Breathing is a reflex – an automatic, vital action that keeps us alive.
But the simple trick of altering how you breathe can also help improve your health and ease all sorts of niggles, according to Stuart Sandeman, transformational breath coach and founder of Breathpod (breathpod.me).
“Many people breathe in shallow and constricted patterns, limiting the amount of oxygen that’s delivered to the cells of the body,” he explains.
“This can lead to lack of energy, feeling emotionally drained and can trigger stress, anxiety and, some people believe, even depression.”
As more of us realise the importance of how we inhale, there are classes popping up all over the country designed to optimise the way you breathe.
Try some of these clever techniques to help you breathe your way to better physical, mental and emotional health.
The 4-7-8… To fall asleep – Struggling to slip into slumber?
Dr Andrew Weil from the University of Arizona, who teaches the “4-7-8” technique, describes it as “a natural tranquiliser for the nervous system” and promises it will help you nod off in minutes.
Here’s how to do it: Keeping the tip of your tongue on the ridge of tissue just above your upper front teeth, first exhale forcefully through your mouth making a “whoosh” sound.
Then close your mouth and inhale through the nose for a count of four.
Hold your breath for a count of seven, then exhale through the mouth (making the “whoosh” sound) for a count of eight.
Repeat the cycle no more than four times and you should be ready to drift off to dreamland.
Slow down your breathing… To ease pain
Most of us breathe at a rate of 12-18 times a minute, but a US clinical study published in the journal PAIN found that slowing down breathing by half can reduce feelings of discomfort.
In the experiment, women were exposed to moderately painful pulses of heat on their palms while breathing normally.
When they slowed their breathing by 50%, they rated the pain as less intense.
To breathe at a rate of six breaths a minute, simply take a deep breath into your belly for four seconds and exhale for six seconds.
The puffer fish… To stave off a panic attack
If you feel anxious, and have that “fight or flight” feeling, try breathing in slowly through the nose, directing your breath into your belly.
“Blow up your cheeks like a puffer fish, holding for five seconds, then slowly exhale through the mouth,” says Stuart.
Breathing out through pursed lips helps slow down your breathing rate and stops the hyperventilation (or over-breathing) that characterises anxiety and panic.
“It’s a great technique to calm children down too,” says Stuart.
The bellows breath… For a boost of energy
“This yoga technique helps release natural energy throughout the body so you’ll feel fully charged without the need of a coffee,” says Stuart.
“The aim is to use your diaphragm to pump the navel in on each exhale and out on each inhale.”
The technique is quite advanced, adds Stuart, so approach it in steps.
“Sitting up tall, with a straight spine, first practise panting like a dog with an open mouth to get the rhythm and navel movement right (in on the exhale, out on the inhale).
“Now close the mouth and continue this rhythm, breathing through the nostrils.

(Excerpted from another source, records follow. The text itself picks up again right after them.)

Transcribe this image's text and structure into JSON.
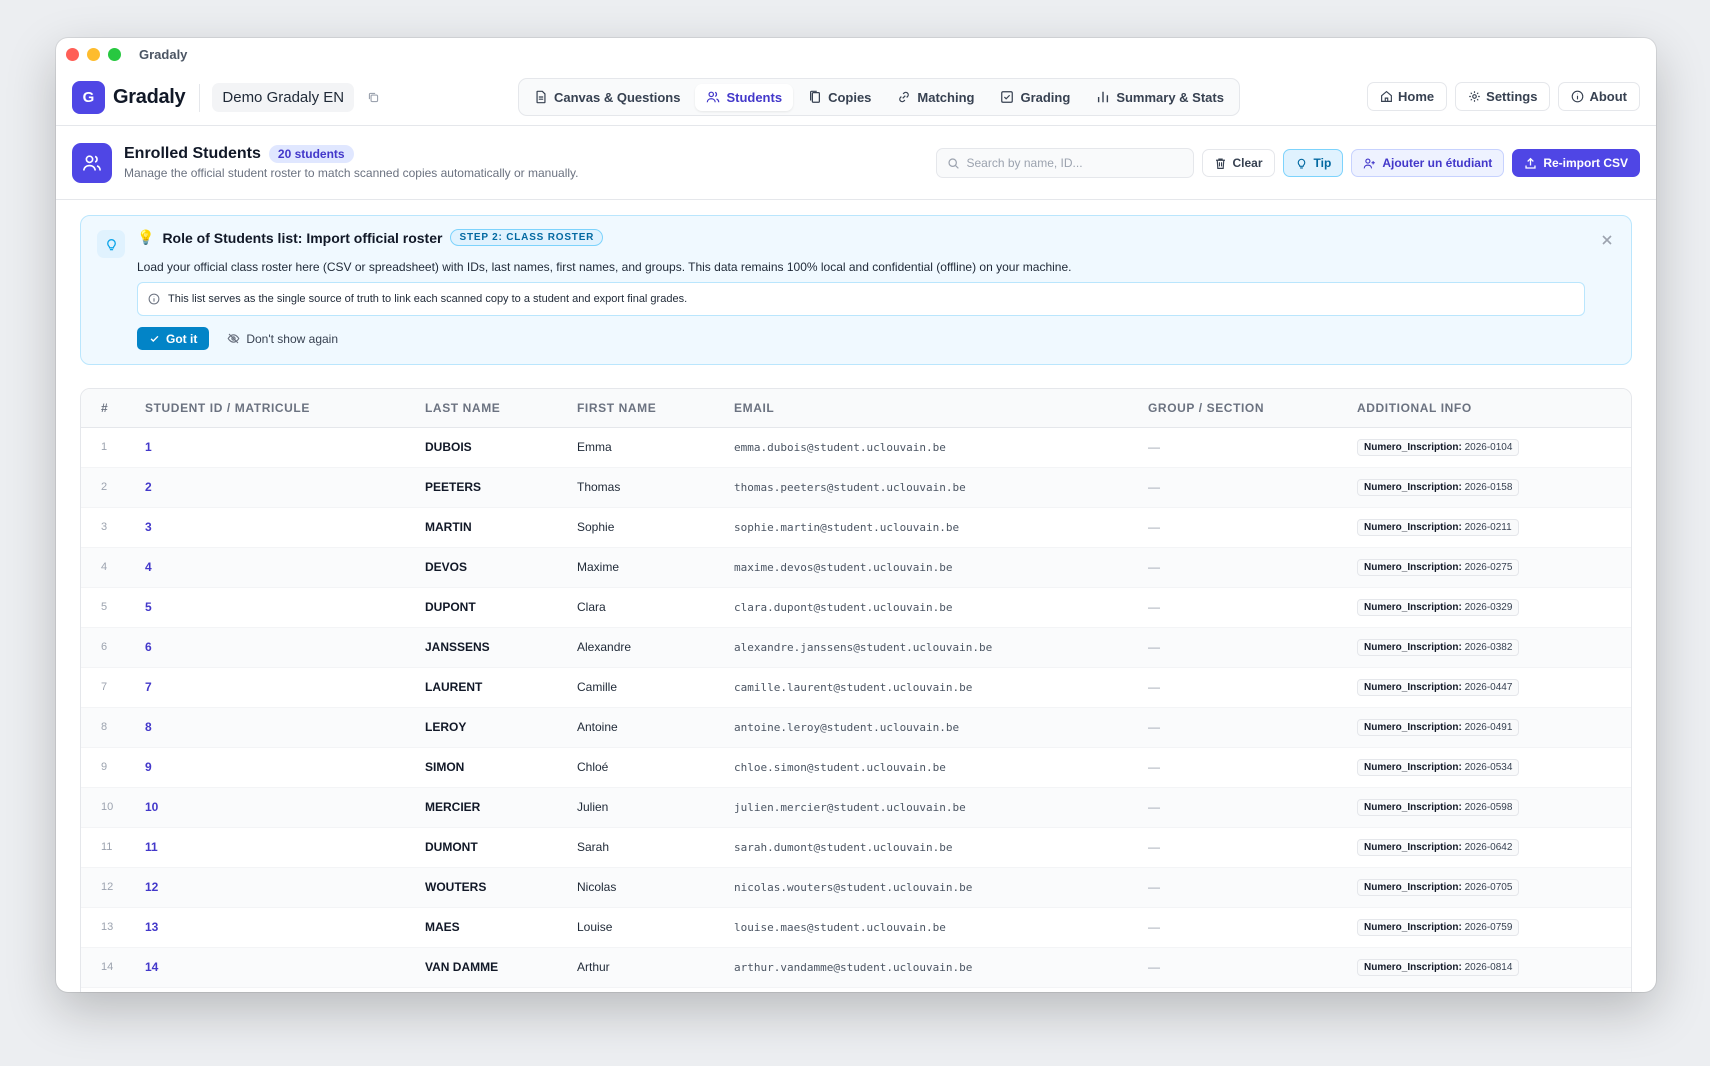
{
  "window": {
    "title": "Gradaly"
  },
  "app": {
    "logo_letter": "G",
    "logo_text": "Gradaly",
    "project_name": "Demo Gradaly EN"
  },
  "nav": {
    "tabs": [
      {
        "label": "Canvas & Questions",
        "icon": "document-icon",
        "active": false
      },
      {
        "label": "Students",
        "icon": "users-icon",
        "active": true
      },
      {
        "label": "Copies",
        "icon": "copies-icon",
        "active": false
      },
      {
        "label": "Matching",
        "icon": "link-icon",
        "active": false
      },
      {
        "label": "Grading",
        "icon": "check-square-icon",
        "active": false
      },
      {
        "label": "Summary & Stats",
        "icon": "bar-chart-icon",
        "active": false
      }
    ],
    "home": "Home",
    "settings": "Settings",
    "about": "About"
  },
  "students_header": {
    "title": "Enrolled Students",
    "count_badge": "20 students",
    "subtitle": "Manage the official student roster to match scanned copies automatically or manually.",
    "search_placeholder": "Search by name, ID...",
    "clear": "Clear",
    "tip": "Tip",
    "add_student": "Ajouter un étudiant",
    "reimport": "Re-import CSV"
  },
  "tip_card": {
    "emoji": "💡",
    "title": "Role of Students list: Import official roster",
    "step_badge": "STEP 2: CLASS ROSTER",
    "body": "Load your official class roster here (CSV or spreadsheet) with IDs, last names, first names, and groups. This data remains 100% local and confidential (offline) on your machine.",
    "note": "This list serves as the single source of truth to link each scanned copy to a student and export final grades.",
    "got_it": "Got it",
    "dont_show": "Don't show again"
  },
  "table": {
    "headers": {
      "num": "#",
      "id": "STUDENT ID / MATRICULE",
      "last": "LAST NAME",
      "first": "FIRST NAME",
      "email": "EMAIL",
      "group": "GROUP / SECTION",
      "info": "ADDITIONAL INFO"
    },
    "info_key": "Numero_Inscription:",
    "rows": [
      {
        "num": "1",
        "id": "1",
        "last": "DUBOIS",
        "first": "Emma",
        "email": "emma.dubois@student.uclouvain.be",
        "group": "—",
        "info": "2026-0104"
      },
      {
        "num": "2",
        "id": "2",
        "last": "PEETERS",
        "first": "Thomas",
        "email": "thomas.peeters@student.uclouvain.be",
        "group": "—",
        "info": "2026-0158"
      },
      {
        "num": "3",
        "id": "3",
        "last": "MARTIN",
        "first": "Sophie",
        "email": "sophie.martin@student.uclouvain.be",
        "group": "—",
        "info": "2026-0211"
      },
      {
        "num": "4",
        "id": "4",
        "last": "DEVOS",
        "first": "Maxime",
        "email": "maxime.devos@student.uclouvain.be",
        "group": "—",
        "info": "2026-0275"
      },
      {
        "num": "5",
        "id": "5",
        "last": "DUPONT",
        "first": "Clara",
        "email": "clara.dupont@student.uclouvain.be",
        "group": "—",
        "info": "2026-0329"
      },
      {
        "num": "6",
        "id": "6",
        "last": "JANSSENS",
        "first": "Alexandre",
        "email": "alexandre.janssens@student.uclouvain.be",
        "group": "—",
        "info": "2026-0382"
      },
      {
        "num": "7",
        "id": "7",
        "last": "LAURENT",
        "first": "Camille",
        "email": "camille.laurent@student.uclouvain.be",
        "group": "—",
        "info": "2026-0447"
      },
      {
        "num": "8",
        "id": "8",
        "last": "LEROY",
        "first": "Antoine",
        "email": "antoine.leroy@student.uclouvain.be",
        "group": "—",
        "info": "2026-0491"
      },
      {
        "num": "9",
        "id": "9",
        "last": "SIMON",
        "first": "Chloé",
        "email": "chloe.simon@student.uclouvain.be",
        "group": "—",
        "info": "2026-0534"
      },
      {
        "num": "10",
        "id": "10",
        "last": "MERCIER",
        "first": "Julien",
        "email": "julien.mercier@student.uclouvain.be",
        "group": "—",
        "info": "2026-0598"
      },
      {
        "num": "11",
        "id": "11",
        "last": "DUMONT",
        "first": "Sarah",
        "email": "sarah.dumont@student.uclouvain.be",
        "group": "—",
        "info": "2026-0642"
      },
      {
        "num": "12",
        "id": "12",
        "last": "WOUTERS",
        "first": "Nicolas",
        "email": "nicolas.wouters@student.uclouvain.be",
        "group": "—",
        "info": "2026-0705"
      },
      {
        "num": "13",
        "id": "13",
        "last": "MAES",
        "first": "Louise",
        "email": "louise.maes@student.uclouvain.be",
        "group": "—",
        "info": "2026-0759"
      },
      {
        "num": "14",
        "id": "14",
        "last": "VAN DAMME",
        "first": "Arthur",
        "email": "arthur.vandamme@student.uclouvain.be",
        "group": "—",
        "info": "2026-0814"
      }
    ]
  }
}
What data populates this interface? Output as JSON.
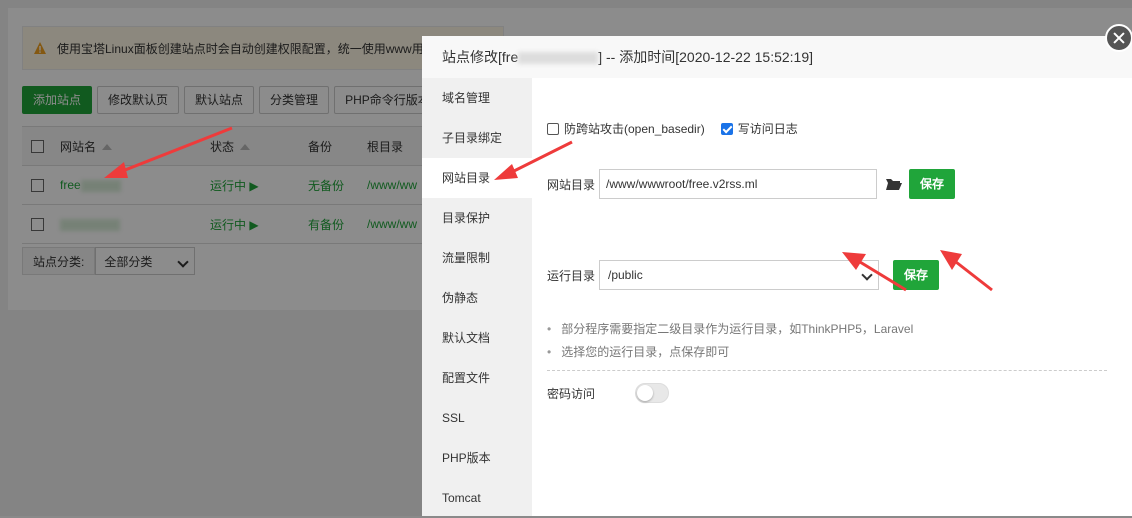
{
  "background": {
    "warning": "使用宝塔Linux面板创建站点时会自动创建权限配置，统一使用www用",
    "buttons": [
      "添加站点",
      "修改默认页",
      "默认站点",
      "分类管理",
      "PHP命令行版本"
    ],
    "table": {
      "headers": [
        "网站名",
        "状态",
        "备份",
        "根目录"
      ],
      "rows": [
        {
          "name": "free",
          "status": "运行中 ▶",
          "backup": "无备份",
          "root": "/www/ww"
        },
        {
          "name": "",
          "status": "运行中 ▶",
          "backup": "有备份",
          "root": "/www/ww"
        }
      ]
    },
    "category_label": "站点分类:",
    "category_value": "全部分类"
  },
  "dialog": {
    "title": "站点修改[fre",
    "title_suffix": "] -- 添加时间[2020-12-22 15:52:19]",
    "menu": [
      "域名管理",
      "子目录绑定",
      "网站目录",
      "目录保护",
      "流量限制",
      "伪静态",
      "默认文档",
      "配置文件",
      "SSL",
      "PHP版本",
      "Tomcat"
    ],
    "active_menu": 2,
    "checkbox1": "防跨站攻击(open_basedir)",
    "checkbox2": "写访问日志",
    "site_dir_label": "网站目录",
    "site_dir_value": "/www/wwwroot/free.v2rss.ml",
    "save_label": "保存",
    "run_dir_label": "运行目录",
    "run_dir_value": "/public",
    "tips": [
      "部分程序需要指定二级目录作为运行目录，如ThinkPHP5，Laravel",
      "选择您的运行目录，点保存即可"
    ],
    "password_label": "密码访问"
  },
  "colors": {
    "accent": "#20a53a",
    "arrow": "#ee3b3b"
  }
}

Both inhale and exhale should be equal duration.
“Next, while inhaling, lift your hands up in the air above your head and on the exhale bring your elbows to your sides.”
Repeat 15-20 times, aiming for one inhalation and one exhalation per second.
“If you feel dizzy, giddy or light headed, take a break,” warns Stuart.
“Don’t try the technique if you are pregnant.”
The “ha” breath… To ease a tension headache
Breathing too shallowly can result in an inadequate supply of oxygen to blood vessels in the brain – and that can cause headaches .
“This technique also helps release jaw, face and neck tension,” says Stuart. “First, slowly and deeply inhale through your nose.
“Then, exhale strongly through the mouth, making a “ha” sound, opening your mouth wide and sticking your tongue out as far as possible towards your chin.
“Inhale slowly, returning to a neutral face. Repeat four to six times.”
Belly breathing… To cure heartburn
A trial published in the American Journal of Gastroenterology found that people with acid reflux who regularly practised “belly breathing” exercises had less heartburn and were eventually able to cut back on their medication, too.
Belly breathing (or diaphragmatic breathing) is thought to help reduce acid reflux because it may strengthen the muscles of the diaphragm.
So, place one hand on your chest, the other on your tummy.
Breathe in deeply and slowly to a count of four or five, directing the air into your tummy so the hand on your chest stays relatively still while the hand on your tummy rises.
Breathe out for a count of seven or eight. Continue breathing slowly like this for as long as feels comfortable.